● **PROBLEM STATEMENT**
Aim for an exact copy of the listing, without any images.

● **DATA SHOWN**
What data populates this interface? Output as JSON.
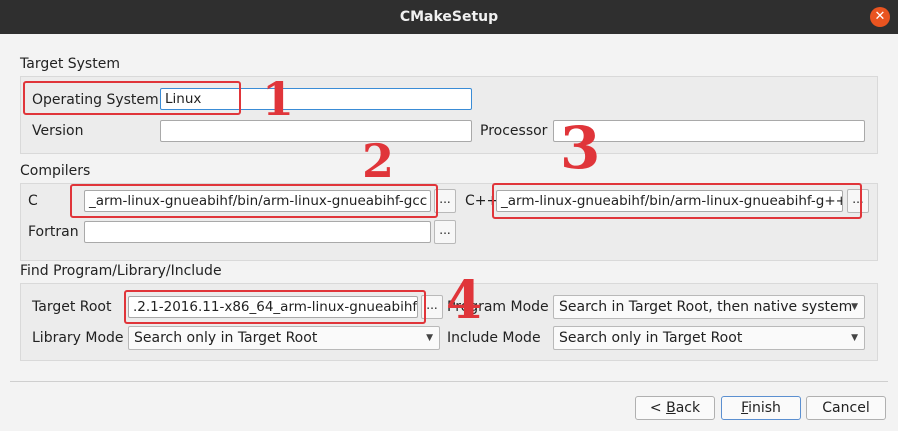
{
  "window": {
    "title": "CMakeSetup",
    "close_icon": "close-icon"
  },
  "target_system": {
    "title": "Target System",
    "os_label": "Operating System",
    "os_value": "Linux",
    "version_label": "Version",
    "version_value": "",
    "processor_label": "Processor",
    "processor_value": ""
  },
  "compilers": {
    "title": "Compilers",
    "c_label": "C",
    "c_value": "_arm-linux-gnueabihf/bin/arm-linux-gnueabihf-gcc",
    "cxx_label": "C++",
    "cxx_value": "_arm-linux-gnueabihf/bin/arm-linux-gnueabihf-g++",
    "fortran_label": "Fortran",
    "fortran_value": "",
    "browse_label": "..."
  },
  "find": {
    "title": "Find Program/Library/Include",
    "target_root_label": "Target Root",
    "target_root_value": ".2.1-2016.11-x86_64_arm-linux-gnueabihf",
    "program_mode_label": "Program Mode",
    "program_mode_value": "Search in Target Root, then native system",
    "library_mode_label": "Library Mode",
    "library_mode_value": "Search only in Target Root",
    "include_mode_label": "Include Mode",
    "include_mode_value": "Search only in Target Root",
    "browse_label": "..."
  },
  "buttons": {
    "back_prefix": "< ",
    "back_mnemonic": "B",
    "back_rest": "ack",
    "finish_mnemonic": "F",
    "finish_rest": "inish",
    "cancel": "Cancel"
  },
  "annotations": [
    "1",
    "2",
    "3",
    "4"
  ],
  "colors": {
    "annotation": "#e0353a",
    "titlebar": "#2f2f2f",
    "close": "#e95420"
  }
}
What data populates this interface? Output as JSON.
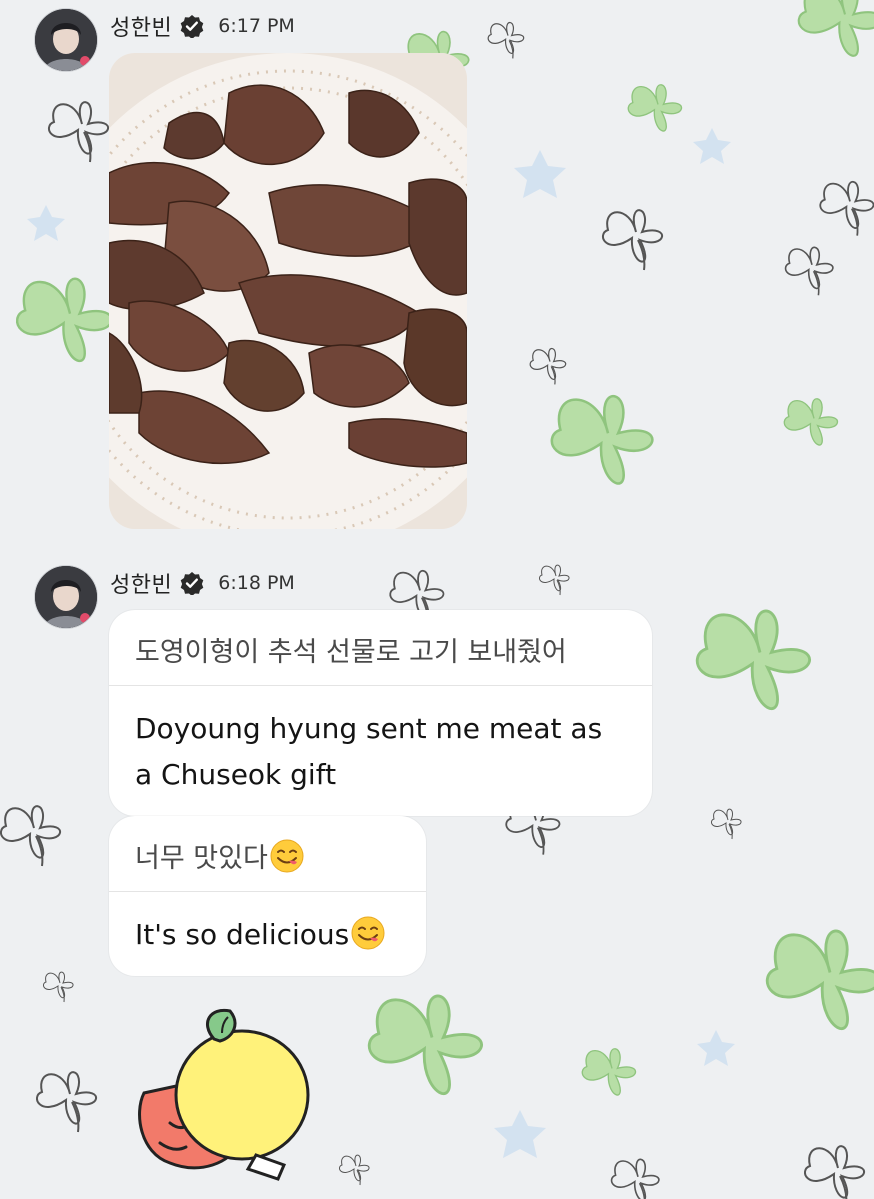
{
  "messages": [
    {
      "sender": "성한빈",
      "time": "6:17 PM",
      "type": "image",
      "image_desc": "plate-of-grilled-beef"
    },
    {
      "sender": "성한빈",
      "time": "6:18 PM",
      "type": "text",
      "bubbles": [
        {
          "ko": "도영이형이 추석 선물로 고기 보내줬어",
          "en": "Doyoung hyung sent me meat as a Chuseok gift"
        },
        {
          "ko": "너무 맛있다",
          "en": "It's so delicious",
          "emoji": "yum-face-emoji"
        }
      ]
    },
    {
      "type": "sticker",
      "sticker": "lemon-character-sticker"
    }
  ],
  "colors": {
    "background": "#eef0f2",
    "clover": "#a8d49a",
    "bubble": "#ffffff",
    "verified": "#2a2a2a"
  }
}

● **RESPONSE FOR THIS EXERCISE**
What data populates this interface? Output as JSON.
{
  "window": {
    "title": "CMakeSetup",
    "close_icon": "close-icon"
  },
  "target_system": {
    "title": "Target System",
    "os_label": "Operating System",
    "os_value": "Linux",
    "version_label": "Version",
    "version_value": "",
    "processor_label": "Processor",
    "processor_value": ""
  },
  "compilers": {
    "title": "Compilers",
    "c_label": "C",
    "c_value": "_arm-linux-gnueabihf/bin/arm-linux-gnueabihf-gcc",
    "cxx_label": "C++",
    "cxx_value": "_arm-linux-gnueabihf/bin/arm-linux-gnueabihf-g++",
    "fortran_label": "Fortran",
    "fortran_value": "",
    "browse_label": "..."
  },
  "find": {
    "title": "Find Program/Library/Include",
    "target_root_label": "Target Root",
    "target_root_value": ".2.1-2016.11-x86_64_arm-linux-gnueabihf",
    "program_mode_label": "Program Mode",
    "program_mode_value": "Search in Target Root, then native system",
    "library_mode_label": "Library Mode",
    "library_mode_value": "Search only in Target Root",
    "include_mode_label": "Include Mode",
    "include_mode_value": "Search only in Target Root",
    "browse_label": "..."
  },
  "buttons": {
    "back_prefix": "< ",
    "back_mnemonic": "B",
    "back_rest": "ack",
    "finish_mnemonic": "F",
    "finish_rest": "inish",
    "cancel": "Cancel"
  },
  "annotations": [
    "1",
    "2",
    "3",
    "4"
  ],
  "colors": {
    "annotation": "#e0353a",
    "titlebar": "#2f2f2f",
    "close": "#e95420"
  }
}
What data populates this interface? Output as JSON.
{
  "messages": [
    {
      "sender": "성한빈",
      "time": "6:17 PM",
      "type": "image",
      "image_desc": "plate-of-grilled-beef"
    },
    {
      "sender": "성한빈",
      "time": "6:18 PM",
      "type": "text",
      "bubbles": [
        {
          "ko": "도영이형이 추석 선물로 고기 보내줬어",
          "en": "Doyoung hyung sent me meat as a Chuseok gift"
        },
        {
          "ko": "너무 맛있다",
          "en": "It's so delicious",
          "emoji": "yum-face-emoji"
        }
      ]
    },
    {
      "type": "sticker",
      "sticker": "lemon-character-sticker"
    }
  ],
  "colors": {
    "background": "#eef0f2",
    "clover": "#a8d49a",
    "bubble": "#ffffff",
    "verified": "#2a2a2a"
  }
}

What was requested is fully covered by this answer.